Protection and Advocacy for Individuals with Traumatic Brain Injury (PATBI)
Created by the Traumatic Brain Injury (TBI) Act authorized as part of the Children’s Health Act of 2000, this program’s purpose is to expand advocacy services for individuals with traumatic brain injuries and to expand the service delivery system for this group of individuals. Administered by Administration for Community Living and U.S. Department of Health & Human Services.
Protection and Advocacy for Voting Access (PAVA)
Created in 2002 when Congress enacted the Help America Vote Act (HAVA) NDALC seeks to ensure the full participation in the electoral process for individuals with disabilities, including registering to vote, casting a vote and accessing polling sites. Administered by the Administration for Community Living and U.S. Department of Health & Human Services.
Client Assistance Program (CAP)
Established as a mandatory program by the 1984 Amendments to the Rehabilitation Act for individuals seeking services from a program or project funded by the Rehabilitation Act or services and benefits available to them under Title I of the Americans with Disabilities Act (ADA). In Nevada, programs or projects funded by the Rehabilitation Act would be Vocational Rehabilitation Services, Bureau of Services to the Blind/Visually Impaired and Centers for Independent Living. Administered by the Rehabilitation Services Administration (RSA), Office of Special Education and Rehabilitation Services, U.S. Department of Education.
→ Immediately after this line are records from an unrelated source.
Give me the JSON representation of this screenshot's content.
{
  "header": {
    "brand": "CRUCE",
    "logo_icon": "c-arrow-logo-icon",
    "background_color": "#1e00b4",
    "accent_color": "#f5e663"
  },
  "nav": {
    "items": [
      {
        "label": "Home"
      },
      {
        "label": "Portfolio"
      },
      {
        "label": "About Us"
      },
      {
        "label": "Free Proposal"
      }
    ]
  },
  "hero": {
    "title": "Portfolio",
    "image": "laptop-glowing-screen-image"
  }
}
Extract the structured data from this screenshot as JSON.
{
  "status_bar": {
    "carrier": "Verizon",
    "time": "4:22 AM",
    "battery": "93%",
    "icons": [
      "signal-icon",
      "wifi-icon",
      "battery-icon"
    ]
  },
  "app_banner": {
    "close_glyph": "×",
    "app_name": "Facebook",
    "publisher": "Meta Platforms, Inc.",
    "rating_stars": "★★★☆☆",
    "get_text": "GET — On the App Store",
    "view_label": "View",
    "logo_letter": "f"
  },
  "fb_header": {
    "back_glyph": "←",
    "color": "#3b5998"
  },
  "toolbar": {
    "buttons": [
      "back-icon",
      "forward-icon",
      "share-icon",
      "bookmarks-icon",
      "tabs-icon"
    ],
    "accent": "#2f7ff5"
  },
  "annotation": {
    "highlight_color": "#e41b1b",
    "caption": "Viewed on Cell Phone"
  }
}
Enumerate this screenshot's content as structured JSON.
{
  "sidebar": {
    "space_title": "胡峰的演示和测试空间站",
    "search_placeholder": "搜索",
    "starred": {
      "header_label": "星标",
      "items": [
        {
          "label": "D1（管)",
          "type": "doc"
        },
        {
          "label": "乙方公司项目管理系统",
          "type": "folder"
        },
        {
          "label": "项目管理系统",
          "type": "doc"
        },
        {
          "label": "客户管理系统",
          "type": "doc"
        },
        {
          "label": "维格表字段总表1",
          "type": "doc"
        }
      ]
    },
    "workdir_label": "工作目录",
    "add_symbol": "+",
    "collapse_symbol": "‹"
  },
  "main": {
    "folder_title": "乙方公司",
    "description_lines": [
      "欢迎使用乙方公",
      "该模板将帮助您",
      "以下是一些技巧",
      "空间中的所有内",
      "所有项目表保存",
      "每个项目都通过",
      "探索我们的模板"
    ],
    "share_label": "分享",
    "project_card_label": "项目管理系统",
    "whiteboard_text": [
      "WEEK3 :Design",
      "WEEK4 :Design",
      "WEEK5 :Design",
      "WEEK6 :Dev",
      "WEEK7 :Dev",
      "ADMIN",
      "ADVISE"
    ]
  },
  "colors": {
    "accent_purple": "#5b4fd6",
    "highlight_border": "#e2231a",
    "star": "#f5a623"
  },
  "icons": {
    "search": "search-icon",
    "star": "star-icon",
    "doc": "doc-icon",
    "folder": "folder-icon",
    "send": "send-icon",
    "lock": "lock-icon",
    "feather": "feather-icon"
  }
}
Work Incentives Planning and Assistance (WIPA)
The Ticket to Work and Work Incentives Improvement Act of 1999 aimed to reduce barriers to employment through a variety of initiatives, including the Benefits Planning, Assistance, and Outreach (BPAO) program, which SSA modified and renamed as the WIPA program in 2006. These programs were created to educate beneficiaries about work incentives and the effect of increased earnings on the receipt of benefits. A key feature of the WIPA program is its emphasis on ongoing interactions with beneficiaries as they return to work. Administered by the Social Security Administration.
Representative Payee (PABRP)
The Strengthening Protections for Social Security Beneficiaries Act of 2018 was signed into law on April 13, 2018. Title I, Section 101 of the Act addresses strengthening oversight and beneficiary protections. As such, under the direction of the Social Security Administration, NDALC will conduct reviews of representative payees to educate and verify that the duties and responsibilities of the position are carried out correctly and benefits are being used appropriately.